Back in June 2018, Microsoft launched Project Natick that saw a 40 ft long steel tube filled with dry nitrogen submerged 117 ft underwater in the seafloor off Scotland's Orkney Islands. Powered by windmill energy from a nearby grid, the experiment was conducted to study the feasibility of an underwater data center that would result in lower latency for nearby coastal populations with significantly reduced deployment time over traditional installations.

After two years, the sealed container covered in a thin coat of algae, barnacles and sea anemones has now been brought up to surface, power-washed and removed from its ballast-filled triangular base and transported to the mainland for detailed analysis.

Swift ocean currents limited marine life growth on the vessel, which still required a power-wash for removing algae and barnacles

In its findings, Microsoft revealed the underwater data center to be eight times more reliable than a duplicate setup deployed on land. Helped by the chemically inert dry nitrogen, the absence of oxygen and humidity around the servers is said to have protected them from corrosion, alongside other factors such as a stable temperature and lack of vibrations and bumps caused by human activity.

These servers, a handful of which failed, are now being removed by Project Natick's researchers to send to Redmond for detailed analysis and determining the cause(s) behind their high reliability over traditional deployments.

Used to conduct research on climate change and forecast rainfall in sub-Saharan Africa and infectious bacteria, Project Natick was involved in finding ways to detect and treat cancer and also took part in Folding@Home's initiative to better understand Covid-19.

Instead of relying on Microsoft's Azure platform, this distributed computing project ran on generic servers with processing capability similar to that of "several thousand high-end personal computers."

With the experiment showing promising results, Microsoft is now looking to tap this solution for deploying its Azure cloud services that could see over a dozen vessels the size of Northern Isles linked together.

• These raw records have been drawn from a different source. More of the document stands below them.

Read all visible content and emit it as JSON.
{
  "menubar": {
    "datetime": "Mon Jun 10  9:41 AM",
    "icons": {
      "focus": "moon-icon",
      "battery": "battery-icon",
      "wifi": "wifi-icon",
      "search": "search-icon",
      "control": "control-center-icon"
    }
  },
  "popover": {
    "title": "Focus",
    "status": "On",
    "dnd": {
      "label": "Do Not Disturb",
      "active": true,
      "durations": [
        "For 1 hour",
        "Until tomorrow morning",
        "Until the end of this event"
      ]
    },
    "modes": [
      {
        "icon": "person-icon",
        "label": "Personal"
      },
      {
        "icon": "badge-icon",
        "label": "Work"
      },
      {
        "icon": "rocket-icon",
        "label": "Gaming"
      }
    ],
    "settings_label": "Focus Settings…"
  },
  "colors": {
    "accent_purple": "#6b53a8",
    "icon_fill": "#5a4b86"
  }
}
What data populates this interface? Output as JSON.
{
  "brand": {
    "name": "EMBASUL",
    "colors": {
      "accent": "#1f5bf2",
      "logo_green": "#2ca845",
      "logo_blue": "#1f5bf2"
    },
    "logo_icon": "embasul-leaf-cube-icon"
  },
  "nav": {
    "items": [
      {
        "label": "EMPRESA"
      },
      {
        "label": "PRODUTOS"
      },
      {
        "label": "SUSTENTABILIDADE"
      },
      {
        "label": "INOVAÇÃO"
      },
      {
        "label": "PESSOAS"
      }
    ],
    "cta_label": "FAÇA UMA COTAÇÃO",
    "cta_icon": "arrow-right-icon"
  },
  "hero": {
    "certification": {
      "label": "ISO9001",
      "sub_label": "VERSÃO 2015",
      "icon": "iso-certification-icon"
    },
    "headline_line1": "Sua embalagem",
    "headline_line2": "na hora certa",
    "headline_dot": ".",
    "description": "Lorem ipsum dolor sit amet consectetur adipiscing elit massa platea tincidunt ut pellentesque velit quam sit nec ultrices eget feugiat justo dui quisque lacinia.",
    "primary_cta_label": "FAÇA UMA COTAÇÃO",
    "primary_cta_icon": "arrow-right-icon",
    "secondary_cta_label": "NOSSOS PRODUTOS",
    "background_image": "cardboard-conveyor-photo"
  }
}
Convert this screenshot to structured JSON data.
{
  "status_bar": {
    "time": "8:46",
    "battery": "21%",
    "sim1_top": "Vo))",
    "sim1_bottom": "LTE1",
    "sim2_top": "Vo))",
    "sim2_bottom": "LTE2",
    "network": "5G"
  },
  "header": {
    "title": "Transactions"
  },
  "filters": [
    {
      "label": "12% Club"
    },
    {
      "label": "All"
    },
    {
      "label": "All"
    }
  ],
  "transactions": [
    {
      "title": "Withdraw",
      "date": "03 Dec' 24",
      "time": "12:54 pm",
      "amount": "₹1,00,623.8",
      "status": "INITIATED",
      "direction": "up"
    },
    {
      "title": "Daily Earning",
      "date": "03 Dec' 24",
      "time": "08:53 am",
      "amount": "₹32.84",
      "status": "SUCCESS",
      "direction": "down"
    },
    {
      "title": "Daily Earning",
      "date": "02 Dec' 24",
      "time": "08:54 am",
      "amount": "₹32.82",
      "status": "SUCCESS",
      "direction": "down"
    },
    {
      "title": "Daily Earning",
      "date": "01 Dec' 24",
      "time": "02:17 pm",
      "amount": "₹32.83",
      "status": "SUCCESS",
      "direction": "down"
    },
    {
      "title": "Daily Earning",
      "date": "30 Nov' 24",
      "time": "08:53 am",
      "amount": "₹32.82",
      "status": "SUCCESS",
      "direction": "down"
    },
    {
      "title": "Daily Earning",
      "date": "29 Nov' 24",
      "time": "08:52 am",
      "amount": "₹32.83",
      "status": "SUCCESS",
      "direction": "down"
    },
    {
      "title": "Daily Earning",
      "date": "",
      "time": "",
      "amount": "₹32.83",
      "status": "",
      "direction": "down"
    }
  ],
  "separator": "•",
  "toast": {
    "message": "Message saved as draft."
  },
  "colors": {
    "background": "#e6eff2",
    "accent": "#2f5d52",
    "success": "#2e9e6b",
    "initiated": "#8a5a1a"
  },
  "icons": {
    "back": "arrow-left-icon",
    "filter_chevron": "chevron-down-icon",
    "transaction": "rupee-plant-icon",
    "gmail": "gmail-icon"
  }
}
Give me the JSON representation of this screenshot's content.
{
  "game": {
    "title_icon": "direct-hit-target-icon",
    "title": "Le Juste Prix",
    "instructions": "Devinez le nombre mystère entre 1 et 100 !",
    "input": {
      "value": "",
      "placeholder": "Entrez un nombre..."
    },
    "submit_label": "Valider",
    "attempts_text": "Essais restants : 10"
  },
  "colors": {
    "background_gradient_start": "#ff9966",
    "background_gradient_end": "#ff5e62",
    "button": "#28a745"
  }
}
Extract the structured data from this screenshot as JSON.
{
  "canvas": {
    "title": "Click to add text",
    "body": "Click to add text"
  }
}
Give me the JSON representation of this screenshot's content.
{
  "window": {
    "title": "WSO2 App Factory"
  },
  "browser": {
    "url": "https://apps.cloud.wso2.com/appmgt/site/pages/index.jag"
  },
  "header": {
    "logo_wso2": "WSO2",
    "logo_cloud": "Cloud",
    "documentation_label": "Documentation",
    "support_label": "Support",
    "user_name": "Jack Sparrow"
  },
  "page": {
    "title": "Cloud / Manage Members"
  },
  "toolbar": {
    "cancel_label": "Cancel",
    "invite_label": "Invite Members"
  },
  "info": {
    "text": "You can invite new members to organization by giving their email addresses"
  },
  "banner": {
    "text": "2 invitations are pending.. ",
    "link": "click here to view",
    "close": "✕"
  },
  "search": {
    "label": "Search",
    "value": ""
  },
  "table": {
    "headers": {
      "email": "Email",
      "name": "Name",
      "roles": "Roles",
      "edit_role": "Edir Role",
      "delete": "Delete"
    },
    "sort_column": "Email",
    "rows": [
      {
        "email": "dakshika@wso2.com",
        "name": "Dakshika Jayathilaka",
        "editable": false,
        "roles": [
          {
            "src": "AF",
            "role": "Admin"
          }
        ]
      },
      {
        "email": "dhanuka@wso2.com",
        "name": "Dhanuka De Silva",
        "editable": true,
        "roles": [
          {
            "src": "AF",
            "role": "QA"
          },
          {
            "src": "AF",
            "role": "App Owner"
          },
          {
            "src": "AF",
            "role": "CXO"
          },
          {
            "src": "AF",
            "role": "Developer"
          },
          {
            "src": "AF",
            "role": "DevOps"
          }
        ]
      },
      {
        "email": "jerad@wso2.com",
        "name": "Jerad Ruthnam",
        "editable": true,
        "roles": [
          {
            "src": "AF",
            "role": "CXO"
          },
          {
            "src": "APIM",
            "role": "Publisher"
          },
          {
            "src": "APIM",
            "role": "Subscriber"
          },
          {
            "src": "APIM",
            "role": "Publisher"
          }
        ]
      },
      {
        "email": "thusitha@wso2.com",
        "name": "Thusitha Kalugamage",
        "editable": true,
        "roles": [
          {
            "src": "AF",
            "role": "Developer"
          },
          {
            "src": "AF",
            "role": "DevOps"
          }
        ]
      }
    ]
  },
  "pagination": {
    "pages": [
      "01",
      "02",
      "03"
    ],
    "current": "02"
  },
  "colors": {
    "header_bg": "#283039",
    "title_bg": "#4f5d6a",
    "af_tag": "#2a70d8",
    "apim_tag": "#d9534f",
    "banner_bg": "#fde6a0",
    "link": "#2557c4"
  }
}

"More than half the world’s population lives within 120 miles of the coast," says Microsoft, which could benefit from low-latency internet for better web browsing, video streaming, and online gaming with underwater data centers located in their vicinity.